*** Opening SUPPLIED DATA ***

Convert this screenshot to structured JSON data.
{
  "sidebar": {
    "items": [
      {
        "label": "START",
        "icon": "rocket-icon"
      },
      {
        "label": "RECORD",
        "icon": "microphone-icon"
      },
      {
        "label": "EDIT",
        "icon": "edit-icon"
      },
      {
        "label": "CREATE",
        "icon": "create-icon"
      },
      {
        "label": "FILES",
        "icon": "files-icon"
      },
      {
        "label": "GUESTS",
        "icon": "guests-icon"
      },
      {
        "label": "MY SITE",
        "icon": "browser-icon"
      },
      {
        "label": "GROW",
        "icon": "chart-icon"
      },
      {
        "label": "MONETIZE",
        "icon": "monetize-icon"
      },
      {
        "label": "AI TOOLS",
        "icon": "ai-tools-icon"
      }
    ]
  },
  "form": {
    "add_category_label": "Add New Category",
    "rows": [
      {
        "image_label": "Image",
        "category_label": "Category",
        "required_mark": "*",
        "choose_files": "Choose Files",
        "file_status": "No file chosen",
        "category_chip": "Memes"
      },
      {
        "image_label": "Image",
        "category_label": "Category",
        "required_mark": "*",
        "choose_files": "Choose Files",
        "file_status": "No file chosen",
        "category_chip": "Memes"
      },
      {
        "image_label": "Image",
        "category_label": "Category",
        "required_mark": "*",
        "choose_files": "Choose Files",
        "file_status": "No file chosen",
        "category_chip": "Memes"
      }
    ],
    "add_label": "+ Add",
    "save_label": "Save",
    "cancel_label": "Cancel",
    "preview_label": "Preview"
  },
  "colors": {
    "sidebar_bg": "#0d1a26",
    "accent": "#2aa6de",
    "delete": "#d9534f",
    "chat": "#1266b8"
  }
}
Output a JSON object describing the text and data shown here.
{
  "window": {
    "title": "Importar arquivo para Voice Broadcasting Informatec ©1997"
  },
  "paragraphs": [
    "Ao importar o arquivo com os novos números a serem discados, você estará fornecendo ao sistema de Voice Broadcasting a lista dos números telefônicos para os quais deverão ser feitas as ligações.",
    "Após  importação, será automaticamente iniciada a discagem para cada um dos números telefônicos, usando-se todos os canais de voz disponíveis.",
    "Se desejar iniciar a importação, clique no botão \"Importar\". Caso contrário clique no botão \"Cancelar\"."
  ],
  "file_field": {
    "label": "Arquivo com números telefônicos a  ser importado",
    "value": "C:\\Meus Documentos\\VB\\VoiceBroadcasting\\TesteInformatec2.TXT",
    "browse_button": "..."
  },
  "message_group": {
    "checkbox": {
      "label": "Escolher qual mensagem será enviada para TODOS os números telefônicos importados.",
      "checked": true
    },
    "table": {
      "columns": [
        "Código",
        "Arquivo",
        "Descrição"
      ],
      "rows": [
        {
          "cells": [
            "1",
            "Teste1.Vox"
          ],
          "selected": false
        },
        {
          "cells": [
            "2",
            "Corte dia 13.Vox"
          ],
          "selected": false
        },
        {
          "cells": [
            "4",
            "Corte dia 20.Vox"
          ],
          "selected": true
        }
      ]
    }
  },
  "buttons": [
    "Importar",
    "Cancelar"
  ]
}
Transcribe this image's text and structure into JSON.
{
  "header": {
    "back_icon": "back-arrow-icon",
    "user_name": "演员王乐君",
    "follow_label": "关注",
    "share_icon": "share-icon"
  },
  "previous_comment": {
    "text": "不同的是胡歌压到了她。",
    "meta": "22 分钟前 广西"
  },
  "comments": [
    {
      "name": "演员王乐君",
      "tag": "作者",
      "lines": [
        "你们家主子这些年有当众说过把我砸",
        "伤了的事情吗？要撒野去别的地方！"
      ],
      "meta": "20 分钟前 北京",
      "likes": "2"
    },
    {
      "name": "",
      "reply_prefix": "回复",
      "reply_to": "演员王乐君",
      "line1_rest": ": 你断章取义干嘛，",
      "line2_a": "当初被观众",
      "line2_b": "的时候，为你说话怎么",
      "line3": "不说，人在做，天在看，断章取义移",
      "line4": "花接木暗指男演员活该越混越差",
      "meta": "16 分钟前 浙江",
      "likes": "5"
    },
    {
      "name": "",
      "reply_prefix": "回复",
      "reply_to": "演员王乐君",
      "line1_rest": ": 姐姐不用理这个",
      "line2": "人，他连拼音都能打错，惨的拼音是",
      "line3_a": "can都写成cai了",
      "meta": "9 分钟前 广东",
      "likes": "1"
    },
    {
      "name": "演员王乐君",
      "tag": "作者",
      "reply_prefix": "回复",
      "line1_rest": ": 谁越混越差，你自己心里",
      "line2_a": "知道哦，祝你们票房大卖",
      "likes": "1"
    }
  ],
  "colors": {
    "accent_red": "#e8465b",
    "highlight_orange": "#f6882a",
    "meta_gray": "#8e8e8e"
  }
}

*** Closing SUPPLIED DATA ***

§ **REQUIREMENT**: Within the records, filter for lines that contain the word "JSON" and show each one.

§ **EXERCISE SOLUTION**:
Convert this screenshot to structured JSON data.
Output a JSON object describing the text and data shown here.
Transcribe this image's text and structure into JSON.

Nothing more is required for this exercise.